West Coast premiere!After moving to the city for his education, Oki discovers that he is prejudiced against as a member of a Indonesian racial minority.
(Hariz Ghifar, Indonesia, live-action, 2017, 3 min, Bahasa with English subtitles)
Flowers to the Sea
West Coast premiere! Gabriela, a seventeen year old from Sao Paulo, talks about her work helping Syrian refugees in Greece.
(Bruno Tarpani, Brazil, live-action, 2017, 5 min, Portuguese with English subtitles)
A poetic rumination on the psychological effects of Islamophobia.
(Moiz Khan, Breech Harani, Pakistan, live-action & animation, 2016, 4 min, English)
My Father is Coming
A young girl who’s father must live far away in Africa in order to work discusses the complexities of emotions when her grandfather’s illness means that she can see her father more often.
(Nahyr, Sanjeeta, Kabir, Soumya, Devansh, Khushi, Thanmayee, Renusri, India, live-action & animation, 2017, 2 min, English)
See Actions, Not Colors
Although most people see dogs as nothing more than animals, we can learn a lot about humanity from the way they see the world.
(Joana Vieira, Joana Maria Sousa, Rita Laranjeira, Portugal, live-action, 2017, 1 min, English)
West Coast premiere! Based on the stories of six asylum seeker mothers in Finland, Reflections explores the difficulties these women have gone through and the beauty they are able to create in the world for the sake of their children.
(Saara-Miira Kokkonen and Heta Laiho, Finland, 2017, live-action, 5 min, Finnish with English subtitles)
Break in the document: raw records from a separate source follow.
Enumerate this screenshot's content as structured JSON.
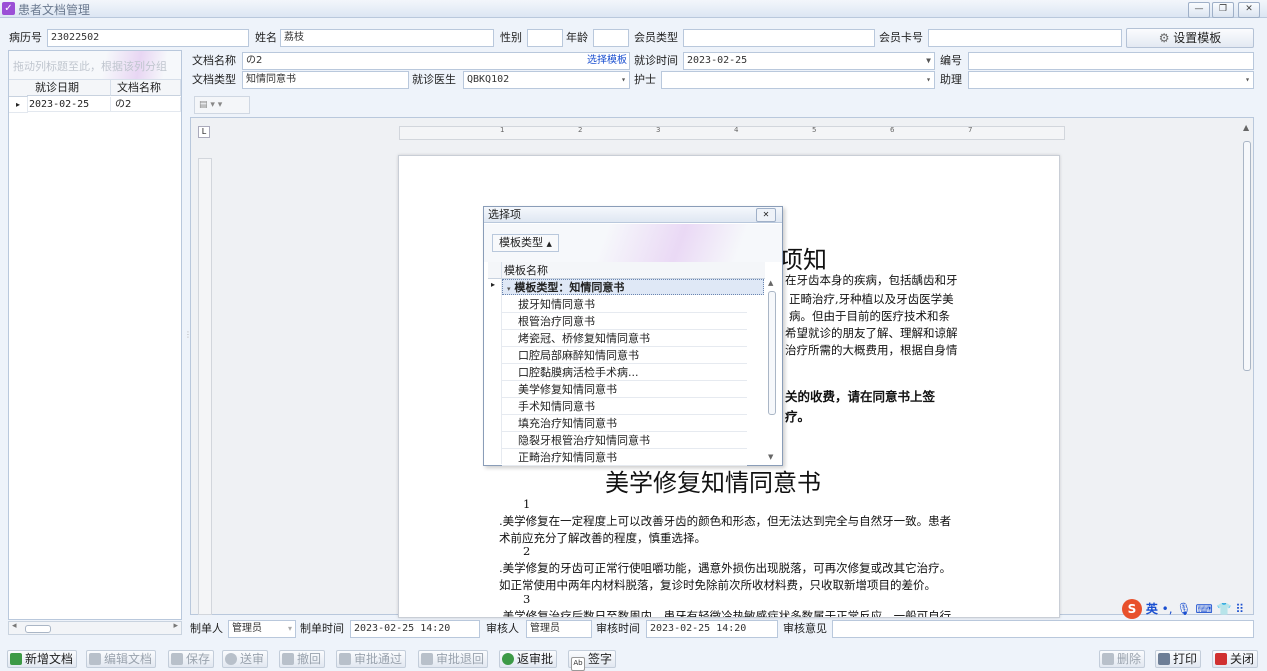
{
  "window": {
    "title": "患者文档管理"
  },
  "header": {
    "record_no_label": "病历号",
    "record_no": "23022502",
    "name_label": "姓名",
    "name": "荔枝",
    "gender_label": "性别",
    "gender": "",
    "age_label": "年龄",
    "age": "",
    "member_type_label": "会员类型",
    "member_type": "",
    "member_card_label": "会员卡号",
    "member_card": "",
    "settings_button": "设置模板"
  },
  "form": {
    "doc_name_label": "文档名称",
    "doc_name": "の2",
    "select_template_link": "选择模板",
    "visit_time_label": "就诊时间",
    "visit_time": "2023-02-25",
    "number_label": "编号",
    "number": "",
    "doc_type_label": "文档类型",
    "doc_type": "知情同意书",
    "doctor_label": "就诊医生",
    "doctor": "QBKQ102",
    "nurse_label": "护士",
    "nurse": "",
    "assistant_label": "助理",
    "assistant": ""
  },
  "left_grid": {
    "group_hint": "拖动列标题至此，根据该列分组",
    "columns": [
      "就诊日期",
      "文档名称"
    ],
    "rows": [
      {
        "date": "2023-02-25",
        "name": "の2"
      }
    ]
  },
  "document": {
    "title_fragment": "项知",
    "para1": [
      "在牙齿本身的疾病，包括龋齿和牙",
      "正畸治疗,牙种植以及牙齿医学美",
      "病。但由于目前的医疗技术和条",
      "希望就诊的朋友了解、理解和谅解",
      "治疗所需的大概费用，根据自身情"
    ],
    "bold1": "关的收费，请在同意书上签",
    "bold2": "疗。",
    "heading2": "美学修复知情同意书",
    "num1": "1",
    "line1a": ".美学修复在一定程度上可以改善牙齿的颜色和形态，但无法达到完全与自然牙一致。患者",
    "line1b": "术前应充分了解改善的程度，慎重选择。",
    "num2": "2",
    "line2a": ".美学修复的牙齿可正常行使咀嚼功能，遇意外损伤出现脱落，可再次修复或改其它治疗。",
    "line2b": "如正常使用中两年内材料脱落，复诊时免除前次所收材料费，只收取新增项目的差价。",
    "num3": "3",
    "line3a": ".美学修复治疗后数日至数周内，患牙有轻微冷热敏感症状多数属于正常反应，一般可自行"
  },
  "popup": {
    "title": "选择项",
    "group_chip": "模板类型",
    "column": "模板名称",
    "group_row": "模板类型：知情同意书",
    "items": [
      "拔牙知情同意书",
      "根管治疗同意书",
      "烤瓷冠、桥修复知情同意书",
      "口腔局部麻醉知情同意书",
      "口腔黏膜病活检手术病...",
      "美学修复知情同意书",
      "手术知情同意书",
      "填充治疗知情同意书",
      "隐裂牙根管治疗知情同意书",
      "正畸治疗知情同意书"
    ]
  },
  "footer": {
    "maker_label": "制单人",
    "maker": "管理员",
    "make_time_label": "制单时间",
    "make_time": "2023-02-25 14:20",
    "reviewer_label": "审核人",
    "reviewer": "管理员",
    "review_time_label": "审核时间",
    "review_time": "2023-02-25 14:20",
    "review_opinion_label": "审核意见",
    "review_opinion": ""
  },
  "toolbar": {
    "new_doc": "新增文档",
    "edit_doc": "编辑文档",
    "save": "保存",
    "submit": "送审",
    "withdraw": "撤回",
    "approve": "审批通过",
    "reject": "审批退回",
    "unapprove": "返审批",
    "sign": "签字",
    "delete": "删除",
    "print": "打印",
    "close": "关闭"
  },
  "ime": {
    "lang": "英"
  },
  "colors": {
    "accent": "#9b4fd6",
    "link": "#1a4fd0",
    "selection": "#dfe8f6"
  }
}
Seattle Premiere! A mother and daughter use a viewfinder to look at family photos and hold onto the life they left behind when they were forced to flee their home because of the civil war in Syria.
(Ramazzan Kilic, Turkey, 2017, live-action, 3 min, Turkish with English subtitles)
West Coast premiere! In this political and poetic documentary, two young Innu woman make a passionate plea to address the environmental dangers affecting Innu territory and protecting the rivers, the “ancestors’ highways,” which are so important to Aboriginal identity.
(Uapukun Mestokosho, Shanice Mollen-Picard, Canada, 2015, live-action, 6 min, French/Innu)
West Coast Premiere! A mother and daughter who are forced to flee their home face discrimination in their village because of their physical appearance and they endure many hardships before they learn to accept themselves
(Precious Mika Elnah Quilaton, Ace John Quintos, Reuben Perez, Lohan Povenyca, Philipines, 2017, animation, 5 min, English)
We Are Human
North American premiere! Shot in response to a series of nationwide Afrophobic attacks in South Africa, Africans resist stereotypes and assert our shared humanity as neighbors and humans.
(Louise Kanza and Stuart Williams, South Africa, 2017, live-action, 2 min, English)
The True Impact
When we commit acts of violence, who are we really hurting?
(Babar Ali, Sarah Randolph, Nepal, 2016, live-action, 1 min, English)
The Sisters of Manohara
Living in poverty in Nepal, two young women aspire to gain an education and build a better lives for themselves.
(Aditya Khadka, Nepal, 2017, live-action, 5 min, Nepali)
The Five Senses Meaningless
North American premiere! Our five sense make us see the beautiful vibrant world we live in, but they also show us the ugliness and hardships of life.
(Sofia Marvizon Padilla, Spain, 2017, live-action, 1 min, Spanish)
In war torn Syria, a family tries to hold onto life, hope and happiness in the absence of peace.
(Salih Hasnawi, Syria, 2016, live-action, 2 min, Arabic)
I Am Limitless
A young Muslim woman pushes back against reductive stereotypes and argues for more complex understandings of people.
(Lina Abojaradeh, Jordan, 2017, live-action, 2 min, English)
Content Advisory: The directors of many of these films are exploring content that is sometimes disturbing, including discrimination, poverty, war, and the difficulties of migration. Still, these films are full of hope for a better world.